_PROBLEM DETAILS_
A complete response lists each line of the data below that includes the word "JSON".
Start of EXTRACTED DATA
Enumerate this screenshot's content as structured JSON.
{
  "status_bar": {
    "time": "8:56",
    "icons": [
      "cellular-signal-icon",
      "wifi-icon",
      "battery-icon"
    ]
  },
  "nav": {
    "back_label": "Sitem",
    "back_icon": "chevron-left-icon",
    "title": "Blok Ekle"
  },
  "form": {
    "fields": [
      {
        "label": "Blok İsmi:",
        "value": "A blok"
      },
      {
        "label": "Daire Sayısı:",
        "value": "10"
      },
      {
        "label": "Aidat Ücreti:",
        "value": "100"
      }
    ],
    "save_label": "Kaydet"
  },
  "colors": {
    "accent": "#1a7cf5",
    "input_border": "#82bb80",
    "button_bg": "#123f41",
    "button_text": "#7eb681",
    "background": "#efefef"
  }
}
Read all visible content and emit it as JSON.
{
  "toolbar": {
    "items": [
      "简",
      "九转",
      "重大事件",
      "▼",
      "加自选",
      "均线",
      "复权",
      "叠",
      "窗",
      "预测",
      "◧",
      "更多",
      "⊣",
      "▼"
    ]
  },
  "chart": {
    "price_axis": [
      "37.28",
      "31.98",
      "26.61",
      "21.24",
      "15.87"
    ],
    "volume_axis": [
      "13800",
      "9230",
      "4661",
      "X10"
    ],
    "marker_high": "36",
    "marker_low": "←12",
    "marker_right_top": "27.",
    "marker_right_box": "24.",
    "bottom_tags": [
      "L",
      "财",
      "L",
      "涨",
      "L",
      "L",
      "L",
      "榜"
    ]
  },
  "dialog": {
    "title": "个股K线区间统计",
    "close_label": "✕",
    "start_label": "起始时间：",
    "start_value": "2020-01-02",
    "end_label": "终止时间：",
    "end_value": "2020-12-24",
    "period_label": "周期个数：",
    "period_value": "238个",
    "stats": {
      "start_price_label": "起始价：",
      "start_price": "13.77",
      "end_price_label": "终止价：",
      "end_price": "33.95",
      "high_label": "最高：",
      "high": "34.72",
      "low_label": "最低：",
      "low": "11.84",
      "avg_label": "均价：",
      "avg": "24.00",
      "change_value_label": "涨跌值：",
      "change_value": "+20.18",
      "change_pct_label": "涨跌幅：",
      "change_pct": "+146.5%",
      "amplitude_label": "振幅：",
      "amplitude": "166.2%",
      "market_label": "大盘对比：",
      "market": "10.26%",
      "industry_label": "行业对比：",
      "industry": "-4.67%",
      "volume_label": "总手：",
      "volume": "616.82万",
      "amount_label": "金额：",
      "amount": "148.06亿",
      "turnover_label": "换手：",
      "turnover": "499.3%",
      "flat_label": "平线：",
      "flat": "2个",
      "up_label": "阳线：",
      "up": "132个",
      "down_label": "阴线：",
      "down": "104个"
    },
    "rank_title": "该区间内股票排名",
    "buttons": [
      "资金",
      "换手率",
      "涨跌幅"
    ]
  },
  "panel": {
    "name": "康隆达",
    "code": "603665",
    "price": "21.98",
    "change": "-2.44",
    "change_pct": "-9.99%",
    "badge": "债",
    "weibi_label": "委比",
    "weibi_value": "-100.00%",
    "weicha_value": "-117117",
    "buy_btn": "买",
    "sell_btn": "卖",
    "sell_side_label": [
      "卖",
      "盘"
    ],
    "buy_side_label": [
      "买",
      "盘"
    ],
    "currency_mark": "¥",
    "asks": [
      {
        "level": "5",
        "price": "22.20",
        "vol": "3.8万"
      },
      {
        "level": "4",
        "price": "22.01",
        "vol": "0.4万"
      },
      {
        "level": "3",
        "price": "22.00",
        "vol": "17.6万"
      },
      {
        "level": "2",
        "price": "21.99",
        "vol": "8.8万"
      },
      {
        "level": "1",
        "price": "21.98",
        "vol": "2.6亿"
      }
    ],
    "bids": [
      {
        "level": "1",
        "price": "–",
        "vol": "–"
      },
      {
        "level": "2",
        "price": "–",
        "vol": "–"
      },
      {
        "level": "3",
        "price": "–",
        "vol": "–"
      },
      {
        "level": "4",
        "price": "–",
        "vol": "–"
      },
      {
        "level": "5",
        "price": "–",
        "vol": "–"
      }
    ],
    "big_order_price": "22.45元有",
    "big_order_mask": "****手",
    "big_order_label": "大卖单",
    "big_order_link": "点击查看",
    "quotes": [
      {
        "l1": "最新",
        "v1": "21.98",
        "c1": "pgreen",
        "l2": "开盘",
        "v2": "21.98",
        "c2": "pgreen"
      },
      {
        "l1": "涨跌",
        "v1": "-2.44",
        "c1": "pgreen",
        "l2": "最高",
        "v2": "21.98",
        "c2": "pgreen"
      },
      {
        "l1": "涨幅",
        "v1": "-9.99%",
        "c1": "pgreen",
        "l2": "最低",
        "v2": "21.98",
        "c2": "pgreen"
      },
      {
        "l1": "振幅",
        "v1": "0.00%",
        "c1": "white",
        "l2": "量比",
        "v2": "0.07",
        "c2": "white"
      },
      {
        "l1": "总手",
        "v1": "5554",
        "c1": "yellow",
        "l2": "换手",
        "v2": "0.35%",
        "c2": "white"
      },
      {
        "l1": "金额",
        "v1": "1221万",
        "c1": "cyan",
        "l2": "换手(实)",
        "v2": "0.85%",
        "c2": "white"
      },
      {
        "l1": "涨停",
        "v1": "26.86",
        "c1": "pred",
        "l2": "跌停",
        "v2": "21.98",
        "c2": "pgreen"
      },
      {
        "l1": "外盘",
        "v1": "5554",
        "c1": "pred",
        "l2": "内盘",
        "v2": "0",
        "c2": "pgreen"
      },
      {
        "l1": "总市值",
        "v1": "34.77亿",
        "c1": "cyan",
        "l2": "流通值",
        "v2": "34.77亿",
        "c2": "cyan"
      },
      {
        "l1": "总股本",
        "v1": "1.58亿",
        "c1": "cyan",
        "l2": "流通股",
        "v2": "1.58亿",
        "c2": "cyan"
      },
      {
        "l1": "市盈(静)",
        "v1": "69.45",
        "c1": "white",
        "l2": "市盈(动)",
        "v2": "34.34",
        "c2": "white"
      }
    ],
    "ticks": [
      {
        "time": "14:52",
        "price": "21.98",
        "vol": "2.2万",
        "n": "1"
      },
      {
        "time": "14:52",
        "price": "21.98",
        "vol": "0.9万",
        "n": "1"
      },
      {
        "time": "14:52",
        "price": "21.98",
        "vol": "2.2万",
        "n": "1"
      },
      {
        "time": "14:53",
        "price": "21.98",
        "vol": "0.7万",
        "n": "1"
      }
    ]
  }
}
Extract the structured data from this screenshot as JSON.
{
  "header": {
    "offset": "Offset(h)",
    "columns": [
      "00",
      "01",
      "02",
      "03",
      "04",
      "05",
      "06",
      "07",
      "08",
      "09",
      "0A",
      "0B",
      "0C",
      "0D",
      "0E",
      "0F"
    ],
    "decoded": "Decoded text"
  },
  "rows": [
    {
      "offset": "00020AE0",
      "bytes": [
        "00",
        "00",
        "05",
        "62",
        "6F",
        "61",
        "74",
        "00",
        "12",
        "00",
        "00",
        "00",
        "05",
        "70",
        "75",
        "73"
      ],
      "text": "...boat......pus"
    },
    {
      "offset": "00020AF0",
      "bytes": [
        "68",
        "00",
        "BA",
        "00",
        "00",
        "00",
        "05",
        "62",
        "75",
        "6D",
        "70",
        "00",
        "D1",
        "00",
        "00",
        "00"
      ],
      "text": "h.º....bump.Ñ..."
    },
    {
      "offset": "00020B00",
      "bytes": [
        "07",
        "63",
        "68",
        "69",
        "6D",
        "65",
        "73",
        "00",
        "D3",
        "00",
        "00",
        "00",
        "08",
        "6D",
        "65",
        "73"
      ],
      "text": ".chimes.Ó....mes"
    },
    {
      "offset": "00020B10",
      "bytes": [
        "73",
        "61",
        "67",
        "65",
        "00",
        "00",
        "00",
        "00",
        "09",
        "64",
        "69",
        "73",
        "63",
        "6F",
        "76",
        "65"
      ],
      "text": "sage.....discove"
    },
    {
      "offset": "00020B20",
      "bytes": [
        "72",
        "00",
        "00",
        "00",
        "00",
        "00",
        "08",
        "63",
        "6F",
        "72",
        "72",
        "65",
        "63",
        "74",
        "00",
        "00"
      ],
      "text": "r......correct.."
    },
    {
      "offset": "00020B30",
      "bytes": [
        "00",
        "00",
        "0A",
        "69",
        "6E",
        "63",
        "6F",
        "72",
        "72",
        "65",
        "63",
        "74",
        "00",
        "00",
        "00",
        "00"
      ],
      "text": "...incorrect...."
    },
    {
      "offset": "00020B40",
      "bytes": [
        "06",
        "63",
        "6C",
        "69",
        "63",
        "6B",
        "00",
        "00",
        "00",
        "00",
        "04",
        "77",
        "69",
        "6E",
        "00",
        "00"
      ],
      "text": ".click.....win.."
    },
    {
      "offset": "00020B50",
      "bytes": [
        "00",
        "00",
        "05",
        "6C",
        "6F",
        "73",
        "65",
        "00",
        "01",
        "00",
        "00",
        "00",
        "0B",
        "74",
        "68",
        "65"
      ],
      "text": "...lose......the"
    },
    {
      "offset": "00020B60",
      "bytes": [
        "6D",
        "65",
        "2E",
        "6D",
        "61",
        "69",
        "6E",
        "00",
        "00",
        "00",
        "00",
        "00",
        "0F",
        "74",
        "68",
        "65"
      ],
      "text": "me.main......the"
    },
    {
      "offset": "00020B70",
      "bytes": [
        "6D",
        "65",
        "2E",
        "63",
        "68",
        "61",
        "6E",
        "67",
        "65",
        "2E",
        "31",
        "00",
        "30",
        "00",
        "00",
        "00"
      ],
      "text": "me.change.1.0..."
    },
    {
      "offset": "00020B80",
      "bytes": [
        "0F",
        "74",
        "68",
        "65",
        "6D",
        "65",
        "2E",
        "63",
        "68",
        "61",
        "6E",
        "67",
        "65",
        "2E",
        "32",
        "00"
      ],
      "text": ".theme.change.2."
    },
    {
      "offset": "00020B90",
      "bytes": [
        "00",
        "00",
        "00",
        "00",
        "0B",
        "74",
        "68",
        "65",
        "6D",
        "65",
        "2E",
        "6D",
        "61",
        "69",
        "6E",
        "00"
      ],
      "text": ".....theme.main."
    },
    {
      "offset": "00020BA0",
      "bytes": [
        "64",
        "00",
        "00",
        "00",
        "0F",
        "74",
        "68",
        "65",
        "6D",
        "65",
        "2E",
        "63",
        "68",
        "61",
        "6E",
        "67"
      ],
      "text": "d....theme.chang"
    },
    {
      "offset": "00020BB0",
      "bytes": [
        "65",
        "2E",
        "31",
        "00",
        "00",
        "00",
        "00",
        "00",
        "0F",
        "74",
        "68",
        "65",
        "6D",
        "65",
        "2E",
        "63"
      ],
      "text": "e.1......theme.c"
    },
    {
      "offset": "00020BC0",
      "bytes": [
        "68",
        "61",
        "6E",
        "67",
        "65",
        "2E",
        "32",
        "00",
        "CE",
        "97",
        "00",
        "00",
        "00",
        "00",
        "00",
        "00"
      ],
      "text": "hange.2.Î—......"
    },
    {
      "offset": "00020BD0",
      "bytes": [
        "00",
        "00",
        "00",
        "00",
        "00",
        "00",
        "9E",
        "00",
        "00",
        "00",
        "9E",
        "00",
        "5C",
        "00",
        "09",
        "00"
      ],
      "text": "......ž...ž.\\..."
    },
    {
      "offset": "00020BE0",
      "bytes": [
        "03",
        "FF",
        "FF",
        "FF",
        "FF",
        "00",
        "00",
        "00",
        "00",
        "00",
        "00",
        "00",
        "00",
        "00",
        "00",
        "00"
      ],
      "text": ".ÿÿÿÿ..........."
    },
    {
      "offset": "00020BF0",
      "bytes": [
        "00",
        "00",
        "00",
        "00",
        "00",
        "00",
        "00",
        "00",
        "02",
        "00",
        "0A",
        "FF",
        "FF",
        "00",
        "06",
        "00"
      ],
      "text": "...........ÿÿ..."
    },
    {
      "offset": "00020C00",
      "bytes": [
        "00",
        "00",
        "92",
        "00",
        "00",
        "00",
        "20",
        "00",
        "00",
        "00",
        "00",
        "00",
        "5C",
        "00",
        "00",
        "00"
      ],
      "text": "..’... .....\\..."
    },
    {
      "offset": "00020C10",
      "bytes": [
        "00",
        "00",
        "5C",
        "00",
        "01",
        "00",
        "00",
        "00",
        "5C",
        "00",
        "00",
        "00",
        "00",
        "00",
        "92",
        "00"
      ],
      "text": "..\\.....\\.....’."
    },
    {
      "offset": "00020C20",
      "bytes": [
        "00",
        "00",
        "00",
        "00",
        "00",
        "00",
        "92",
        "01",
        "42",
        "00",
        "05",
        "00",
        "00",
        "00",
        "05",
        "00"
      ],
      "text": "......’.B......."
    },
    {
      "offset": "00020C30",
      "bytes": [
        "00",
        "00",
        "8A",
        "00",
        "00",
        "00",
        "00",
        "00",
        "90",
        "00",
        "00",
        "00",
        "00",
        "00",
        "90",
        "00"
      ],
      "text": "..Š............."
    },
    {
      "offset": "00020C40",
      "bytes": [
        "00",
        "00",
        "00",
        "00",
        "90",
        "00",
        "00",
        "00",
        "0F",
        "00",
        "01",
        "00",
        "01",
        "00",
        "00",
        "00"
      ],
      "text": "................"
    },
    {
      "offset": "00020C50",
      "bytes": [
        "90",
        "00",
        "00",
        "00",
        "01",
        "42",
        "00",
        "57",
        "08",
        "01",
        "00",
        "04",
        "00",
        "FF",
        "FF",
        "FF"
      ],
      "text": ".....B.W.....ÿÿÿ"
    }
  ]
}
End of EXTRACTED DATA
_SOLVED EXERCISE_
Enumerate this screenshot's content as structured JSON.
Read all visible content and emit it as JSON.
Extract the structured data from this screenshot as JSON.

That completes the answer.